North Beach Football Club has a strong connection to its rich past and an initiative which will be implemented on Saturday should ensure it continues for a long time into the future.
Greg “Jaffa” Pires, a member of the club’s 2002 A-Grade premiership team, has been the driving force behind a concept that will see the players from the successful team 10 years ago presenting a jumper to the current players.
Pires was playing at Palm Beach in Queensland when something similar happened and it proved to be a strong bonding tool between the past and present.
“I played at Palm Beach in 2009 when the 1999 premiership team had a reunion,” Pires said. “The past players each bought a jumper for the players of the day to wear with the names of the premiership team written on the front.

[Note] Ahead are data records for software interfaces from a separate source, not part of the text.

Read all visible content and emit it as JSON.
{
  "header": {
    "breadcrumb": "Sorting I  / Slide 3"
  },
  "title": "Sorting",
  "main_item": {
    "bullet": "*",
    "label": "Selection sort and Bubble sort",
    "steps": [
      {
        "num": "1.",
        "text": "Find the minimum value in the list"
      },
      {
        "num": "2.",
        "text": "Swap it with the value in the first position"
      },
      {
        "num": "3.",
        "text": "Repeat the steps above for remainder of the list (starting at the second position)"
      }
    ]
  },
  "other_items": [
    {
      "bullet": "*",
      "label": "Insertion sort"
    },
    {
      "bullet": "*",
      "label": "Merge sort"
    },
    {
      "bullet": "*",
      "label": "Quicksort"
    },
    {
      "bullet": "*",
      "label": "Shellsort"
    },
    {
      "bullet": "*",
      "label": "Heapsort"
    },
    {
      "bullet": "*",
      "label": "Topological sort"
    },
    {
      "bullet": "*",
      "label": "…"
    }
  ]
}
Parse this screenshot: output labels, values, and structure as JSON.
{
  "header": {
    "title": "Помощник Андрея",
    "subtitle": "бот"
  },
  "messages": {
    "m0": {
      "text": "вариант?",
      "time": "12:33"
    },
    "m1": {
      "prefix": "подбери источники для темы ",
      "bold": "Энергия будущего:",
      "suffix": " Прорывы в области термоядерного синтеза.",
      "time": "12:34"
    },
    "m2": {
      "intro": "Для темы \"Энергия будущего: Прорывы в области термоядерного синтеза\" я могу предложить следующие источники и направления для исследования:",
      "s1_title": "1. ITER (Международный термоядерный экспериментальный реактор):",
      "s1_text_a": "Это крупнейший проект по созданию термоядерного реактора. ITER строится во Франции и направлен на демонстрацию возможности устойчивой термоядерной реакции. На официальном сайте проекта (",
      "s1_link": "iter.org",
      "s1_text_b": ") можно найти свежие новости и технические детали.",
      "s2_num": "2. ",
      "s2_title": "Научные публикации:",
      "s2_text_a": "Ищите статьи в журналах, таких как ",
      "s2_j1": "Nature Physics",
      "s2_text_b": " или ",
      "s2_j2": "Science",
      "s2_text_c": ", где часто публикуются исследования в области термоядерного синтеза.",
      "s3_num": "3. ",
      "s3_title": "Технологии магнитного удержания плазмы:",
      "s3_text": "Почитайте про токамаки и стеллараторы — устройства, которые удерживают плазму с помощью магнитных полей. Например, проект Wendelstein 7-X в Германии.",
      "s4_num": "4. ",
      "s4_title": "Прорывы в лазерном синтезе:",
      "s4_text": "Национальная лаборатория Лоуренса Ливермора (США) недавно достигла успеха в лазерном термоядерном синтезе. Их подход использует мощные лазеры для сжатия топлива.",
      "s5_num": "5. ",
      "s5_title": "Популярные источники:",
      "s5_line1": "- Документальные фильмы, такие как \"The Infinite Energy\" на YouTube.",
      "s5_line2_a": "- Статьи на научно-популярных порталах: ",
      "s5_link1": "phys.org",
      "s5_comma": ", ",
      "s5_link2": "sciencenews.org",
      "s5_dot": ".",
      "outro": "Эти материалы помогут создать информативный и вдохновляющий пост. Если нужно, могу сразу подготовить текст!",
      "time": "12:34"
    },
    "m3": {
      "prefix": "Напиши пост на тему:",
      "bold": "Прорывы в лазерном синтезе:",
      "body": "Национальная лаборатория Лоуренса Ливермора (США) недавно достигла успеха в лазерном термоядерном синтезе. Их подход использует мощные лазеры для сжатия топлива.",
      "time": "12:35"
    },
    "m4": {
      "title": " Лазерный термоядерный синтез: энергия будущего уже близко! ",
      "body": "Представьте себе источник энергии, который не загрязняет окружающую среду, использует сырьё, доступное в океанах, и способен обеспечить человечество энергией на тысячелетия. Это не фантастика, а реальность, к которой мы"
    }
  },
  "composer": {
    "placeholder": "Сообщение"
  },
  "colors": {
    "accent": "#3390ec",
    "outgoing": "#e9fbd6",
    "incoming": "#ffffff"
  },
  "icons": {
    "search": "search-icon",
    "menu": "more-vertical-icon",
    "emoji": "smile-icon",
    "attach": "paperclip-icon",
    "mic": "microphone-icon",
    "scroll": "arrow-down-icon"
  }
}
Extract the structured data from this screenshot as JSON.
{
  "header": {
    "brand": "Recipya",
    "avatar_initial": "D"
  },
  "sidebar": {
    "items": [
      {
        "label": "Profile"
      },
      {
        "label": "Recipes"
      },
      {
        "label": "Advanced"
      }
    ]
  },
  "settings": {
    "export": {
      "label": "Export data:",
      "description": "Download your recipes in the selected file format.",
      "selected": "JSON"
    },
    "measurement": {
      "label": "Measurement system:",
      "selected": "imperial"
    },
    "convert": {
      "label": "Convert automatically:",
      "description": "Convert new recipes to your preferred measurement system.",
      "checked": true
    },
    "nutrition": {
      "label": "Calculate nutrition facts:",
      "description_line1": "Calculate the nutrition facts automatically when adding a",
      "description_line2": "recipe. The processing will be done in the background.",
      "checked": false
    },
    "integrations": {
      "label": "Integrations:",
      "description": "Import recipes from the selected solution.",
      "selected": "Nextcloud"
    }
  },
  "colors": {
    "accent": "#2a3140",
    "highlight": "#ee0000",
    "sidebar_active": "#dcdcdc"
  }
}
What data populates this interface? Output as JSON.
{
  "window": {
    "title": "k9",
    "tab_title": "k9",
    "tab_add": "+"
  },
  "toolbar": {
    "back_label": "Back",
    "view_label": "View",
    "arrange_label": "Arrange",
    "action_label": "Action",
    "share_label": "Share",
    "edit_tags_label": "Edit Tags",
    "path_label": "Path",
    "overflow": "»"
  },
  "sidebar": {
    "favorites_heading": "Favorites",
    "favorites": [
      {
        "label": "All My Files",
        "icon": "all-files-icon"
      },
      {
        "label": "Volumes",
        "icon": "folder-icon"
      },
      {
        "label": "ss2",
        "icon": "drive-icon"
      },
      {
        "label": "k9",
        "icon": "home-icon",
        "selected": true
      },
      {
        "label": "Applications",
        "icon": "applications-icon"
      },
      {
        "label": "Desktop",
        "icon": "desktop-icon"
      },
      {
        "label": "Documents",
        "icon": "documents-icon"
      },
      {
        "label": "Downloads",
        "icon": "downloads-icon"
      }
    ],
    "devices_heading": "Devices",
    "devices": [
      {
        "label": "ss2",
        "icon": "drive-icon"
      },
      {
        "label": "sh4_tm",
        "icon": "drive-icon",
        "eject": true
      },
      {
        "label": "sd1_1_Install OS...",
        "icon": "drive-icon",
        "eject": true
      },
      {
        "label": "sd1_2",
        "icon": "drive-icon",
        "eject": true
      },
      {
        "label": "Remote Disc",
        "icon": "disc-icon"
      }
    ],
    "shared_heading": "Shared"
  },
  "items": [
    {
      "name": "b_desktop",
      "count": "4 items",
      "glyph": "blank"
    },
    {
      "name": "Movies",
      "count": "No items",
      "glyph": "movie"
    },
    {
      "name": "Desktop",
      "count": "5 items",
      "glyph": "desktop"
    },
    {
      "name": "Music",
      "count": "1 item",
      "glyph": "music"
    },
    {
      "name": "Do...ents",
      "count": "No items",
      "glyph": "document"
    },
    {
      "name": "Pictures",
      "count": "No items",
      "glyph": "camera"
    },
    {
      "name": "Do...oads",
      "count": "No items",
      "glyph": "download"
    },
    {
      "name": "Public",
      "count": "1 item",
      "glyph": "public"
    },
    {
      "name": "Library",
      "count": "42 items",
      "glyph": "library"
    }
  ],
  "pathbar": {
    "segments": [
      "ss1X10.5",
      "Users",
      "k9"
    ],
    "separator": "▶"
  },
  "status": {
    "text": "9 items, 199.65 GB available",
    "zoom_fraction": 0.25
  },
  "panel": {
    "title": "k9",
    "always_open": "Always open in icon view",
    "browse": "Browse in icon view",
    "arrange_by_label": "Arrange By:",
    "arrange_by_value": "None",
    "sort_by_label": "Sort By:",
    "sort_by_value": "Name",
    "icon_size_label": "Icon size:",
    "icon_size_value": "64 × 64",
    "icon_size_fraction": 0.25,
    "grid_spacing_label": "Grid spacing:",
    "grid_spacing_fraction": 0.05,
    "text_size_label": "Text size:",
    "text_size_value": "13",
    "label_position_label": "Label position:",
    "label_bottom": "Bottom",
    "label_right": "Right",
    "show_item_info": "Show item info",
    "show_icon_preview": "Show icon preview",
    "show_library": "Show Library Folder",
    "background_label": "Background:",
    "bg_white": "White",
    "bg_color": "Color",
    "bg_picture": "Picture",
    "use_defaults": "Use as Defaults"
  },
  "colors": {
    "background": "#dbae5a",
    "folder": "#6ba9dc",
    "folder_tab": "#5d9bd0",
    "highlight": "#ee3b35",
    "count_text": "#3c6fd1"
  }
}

“I thought that was a great idea and saw first hand how it brought two teams from different generations together, so I worked on getting that happening at North Beach.
“Each of the past players, who will be there for the 2002 reunion, bought a jumper which will be presented to the current players just as they start to prepare for Saturday’s game against North Fremantle.
“It will help to create the link between the past and the present and this is a big game against North Fremantle so it might even created that little extra spark to get us over the line.”
Not only did Pires play in that 2002 A-Grade premiership, but he also coached the North Beach colts on that when they lost the grand final to University and several of those players, including Josh McGinnity, Tim Bowdell and Reece Cunningham remain involved at the club.
Saturday at Charles Riley Reserve is a big day for the club because it is also Gary Tait Day, an annual event that recognises one of the club’s great servants who was cut down in his prime.
Tait, who joined the Beach after a WAFL career with Claremont, was involved at a time far removed from the club of today. Struggling for on-field numbers and off-field support, the North Beach was teetering before Tait, in typical fashion, put his shoulder to the wheel and reinvigorated the ailing club.
Such was his drive and enthusiasm he turned things quickly and managed to play in three premierships himself.
Tragically, when holidaying in Hong Kong, Tait was king hit outside a hotel in 1997 and never regained consciousness after hitting his head on the ground. But his involvement with North Beach will never be forgotten and after the clash with North Fremantle the Gary Tait Medal will be presented to the North Beach player who best represents, through his on-field exploits, the passion, desire and skill of a revered club mate.
His famous No.15 jumper is framed and hangs on the southern wall of the clubrooms.
By Gary Stocks